That research in the health field as a public goods does not have to be merely a nice idea, but is a concrete possibility, was shown by Jerome Reichman. He developed a proposal for the implementation of publicly funded clinical tests similar to fundamental research. With this it would be guaranteed, so Reichman, that the tests would be aligned with public research needs and not private-sector profit-interests.
Christian Wagner of the international network "Health Action International", prominent critic of the pharmaceutical industry, and contributor to BUKO Pharma-Kampagne, named the demands that NGOs and organisations in civil society address to the Geneva process around the IGWG. Concerning the assurance of innovation and access to medicines, he emphasized the necessity of public responsibility for medical research and governance of the pharmaceutical market. "Medicines as a public good" is the catchphrase that best summarises the political demands.

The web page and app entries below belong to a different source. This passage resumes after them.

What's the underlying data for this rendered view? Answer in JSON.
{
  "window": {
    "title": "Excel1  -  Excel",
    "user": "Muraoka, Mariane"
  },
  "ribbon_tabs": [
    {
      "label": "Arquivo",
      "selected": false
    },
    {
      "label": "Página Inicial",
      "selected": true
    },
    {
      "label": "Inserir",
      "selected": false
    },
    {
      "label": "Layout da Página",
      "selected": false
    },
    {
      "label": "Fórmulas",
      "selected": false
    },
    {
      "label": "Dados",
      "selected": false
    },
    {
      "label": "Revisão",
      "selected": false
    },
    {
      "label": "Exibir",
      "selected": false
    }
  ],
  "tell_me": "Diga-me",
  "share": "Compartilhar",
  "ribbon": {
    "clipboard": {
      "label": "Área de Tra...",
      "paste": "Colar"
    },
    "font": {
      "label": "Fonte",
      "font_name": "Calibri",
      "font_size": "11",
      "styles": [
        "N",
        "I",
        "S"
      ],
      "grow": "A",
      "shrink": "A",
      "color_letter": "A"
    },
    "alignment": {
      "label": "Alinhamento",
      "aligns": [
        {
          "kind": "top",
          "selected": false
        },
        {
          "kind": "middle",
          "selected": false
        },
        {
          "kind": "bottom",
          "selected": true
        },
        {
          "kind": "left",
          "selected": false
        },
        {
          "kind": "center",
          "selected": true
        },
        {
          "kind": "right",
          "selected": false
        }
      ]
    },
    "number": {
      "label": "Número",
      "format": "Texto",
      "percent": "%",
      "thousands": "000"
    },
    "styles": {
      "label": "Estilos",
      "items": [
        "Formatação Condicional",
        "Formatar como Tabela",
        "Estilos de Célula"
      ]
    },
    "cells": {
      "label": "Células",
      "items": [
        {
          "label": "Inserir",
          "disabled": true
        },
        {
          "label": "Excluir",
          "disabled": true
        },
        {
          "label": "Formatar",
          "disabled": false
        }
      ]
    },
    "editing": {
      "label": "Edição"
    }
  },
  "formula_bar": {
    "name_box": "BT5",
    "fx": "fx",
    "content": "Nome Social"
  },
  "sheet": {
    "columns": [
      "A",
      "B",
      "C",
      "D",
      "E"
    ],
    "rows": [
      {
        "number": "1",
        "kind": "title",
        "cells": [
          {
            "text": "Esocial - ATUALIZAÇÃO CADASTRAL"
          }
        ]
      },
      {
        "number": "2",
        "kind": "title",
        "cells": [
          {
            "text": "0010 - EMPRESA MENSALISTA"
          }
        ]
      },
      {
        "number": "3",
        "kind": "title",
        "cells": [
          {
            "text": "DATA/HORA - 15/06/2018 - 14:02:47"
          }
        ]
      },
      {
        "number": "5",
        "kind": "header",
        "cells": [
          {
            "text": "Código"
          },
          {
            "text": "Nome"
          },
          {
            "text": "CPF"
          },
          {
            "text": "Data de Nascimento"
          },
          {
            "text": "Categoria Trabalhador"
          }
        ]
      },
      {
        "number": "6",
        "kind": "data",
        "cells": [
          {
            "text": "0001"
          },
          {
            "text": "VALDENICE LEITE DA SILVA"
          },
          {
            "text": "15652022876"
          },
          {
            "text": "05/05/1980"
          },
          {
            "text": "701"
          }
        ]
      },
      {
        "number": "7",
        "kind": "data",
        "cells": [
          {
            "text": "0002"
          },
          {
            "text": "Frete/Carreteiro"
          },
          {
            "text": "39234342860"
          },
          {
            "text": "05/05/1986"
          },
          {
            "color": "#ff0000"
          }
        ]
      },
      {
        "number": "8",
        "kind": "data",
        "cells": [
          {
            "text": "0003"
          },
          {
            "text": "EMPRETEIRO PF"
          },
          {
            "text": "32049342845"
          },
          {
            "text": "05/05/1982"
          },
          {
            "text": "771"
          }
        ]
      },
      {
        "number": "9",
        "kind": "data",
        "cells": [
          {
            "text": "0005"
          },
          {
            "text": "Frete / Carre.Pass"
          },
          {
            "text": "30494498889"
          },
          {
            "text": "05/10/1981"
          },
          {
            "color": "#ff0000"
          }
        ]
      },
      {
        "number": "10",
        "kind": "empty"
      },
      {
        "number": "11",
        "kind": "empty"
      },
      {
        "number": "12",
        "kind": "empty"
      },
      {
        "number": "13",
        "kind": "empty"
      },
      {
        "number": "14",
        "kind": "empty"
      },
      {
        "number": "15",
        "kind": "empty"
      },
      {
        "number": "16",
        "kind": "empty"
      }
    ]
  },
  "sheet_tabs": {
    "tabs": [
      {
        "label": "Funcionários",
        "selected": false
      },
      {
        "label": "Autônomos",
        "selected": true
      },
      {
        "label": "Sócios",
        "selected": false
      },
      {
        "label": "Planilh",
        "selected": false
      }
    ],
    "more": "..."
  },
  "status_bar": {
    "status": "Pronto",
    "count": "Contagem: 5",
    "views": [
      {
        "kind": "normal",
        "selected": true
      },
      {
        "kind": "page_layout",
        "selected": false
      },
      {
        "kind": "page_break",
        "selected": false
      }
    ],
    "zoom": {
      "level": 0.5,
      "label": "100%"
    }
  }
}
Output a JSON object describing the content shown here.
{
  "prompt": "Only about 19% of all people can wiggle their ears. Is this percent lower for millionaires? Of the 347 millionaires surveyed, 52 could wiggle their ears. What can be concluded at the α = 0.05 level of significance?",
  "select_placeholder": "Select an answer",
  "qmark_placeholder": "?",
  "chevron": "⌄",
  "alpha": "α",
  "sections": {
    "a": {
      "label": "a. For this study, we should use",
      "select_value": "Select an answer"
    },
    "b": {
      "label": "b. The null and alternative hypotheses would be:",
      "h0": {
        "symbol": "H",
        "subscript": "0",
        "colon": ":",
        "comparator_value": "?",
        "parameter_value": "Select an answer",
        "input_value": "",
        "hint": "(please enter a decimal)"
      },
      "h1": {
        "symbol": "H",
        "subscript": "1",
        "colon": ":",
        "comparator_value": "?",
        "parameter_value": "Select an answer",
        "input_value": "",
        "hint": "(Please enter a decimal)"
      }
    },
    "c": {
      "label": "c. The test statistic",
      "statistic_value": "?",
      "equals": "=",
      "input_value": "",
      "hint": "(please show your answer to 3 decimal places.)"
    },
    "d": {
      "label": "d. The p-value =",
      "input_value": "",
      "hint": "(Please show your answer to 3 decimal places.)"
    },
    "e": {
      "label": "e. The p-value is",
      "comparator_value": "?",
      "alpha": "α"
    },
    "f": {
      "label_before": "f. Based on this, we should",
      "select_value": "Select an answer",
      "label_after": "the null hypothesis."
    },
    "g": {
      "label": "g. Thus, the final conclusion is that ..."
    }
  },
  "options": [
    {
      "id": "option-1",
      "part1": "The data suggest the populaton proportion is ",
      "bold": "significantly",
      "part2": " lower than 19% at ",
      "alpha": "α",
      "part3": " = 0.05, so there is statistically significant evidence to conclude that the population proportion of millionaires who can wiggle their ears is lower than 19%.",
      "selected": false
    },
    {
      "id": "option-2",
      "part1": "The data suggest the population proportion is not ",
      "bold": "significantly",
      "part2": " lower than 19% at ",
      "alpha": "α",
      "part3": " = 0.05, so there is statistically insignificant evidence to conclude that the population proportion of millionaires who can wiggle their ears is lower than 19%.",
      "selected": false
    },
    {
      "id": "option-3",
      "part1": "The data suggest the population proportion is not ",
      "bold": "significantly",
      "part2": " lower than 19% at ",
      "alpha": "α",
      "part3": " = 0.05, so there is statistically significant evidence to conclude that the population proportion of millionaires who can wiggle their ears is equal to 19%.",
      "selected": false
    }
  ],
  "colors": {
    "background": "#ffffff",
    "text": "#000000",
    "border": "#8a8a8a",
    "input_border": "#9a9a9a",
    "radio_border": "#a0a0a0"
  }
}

To conclude the event, the organisers called for a change in the global politics of health and presented the joint declaration "For innovation and access to essential medicines!". This Declaration, signed so far by the social-medical aid-organisation medico international, the ecclesiastical relief organisations Brot für die Welt and Misereor as well as the BUKO-Pharma-Kampagne, a critical observer of the pharmaceutical industry, states that many people have to die because pharmaceutical patents act as de-facto monopolies that ensure that medicines necessary for survival are prohibitively expensive or are not developed at all. Necessary medicines should be regarded as public goods and exempted from patent restrictions. The closing statement was spoken by Mute Schimpf (Misereor).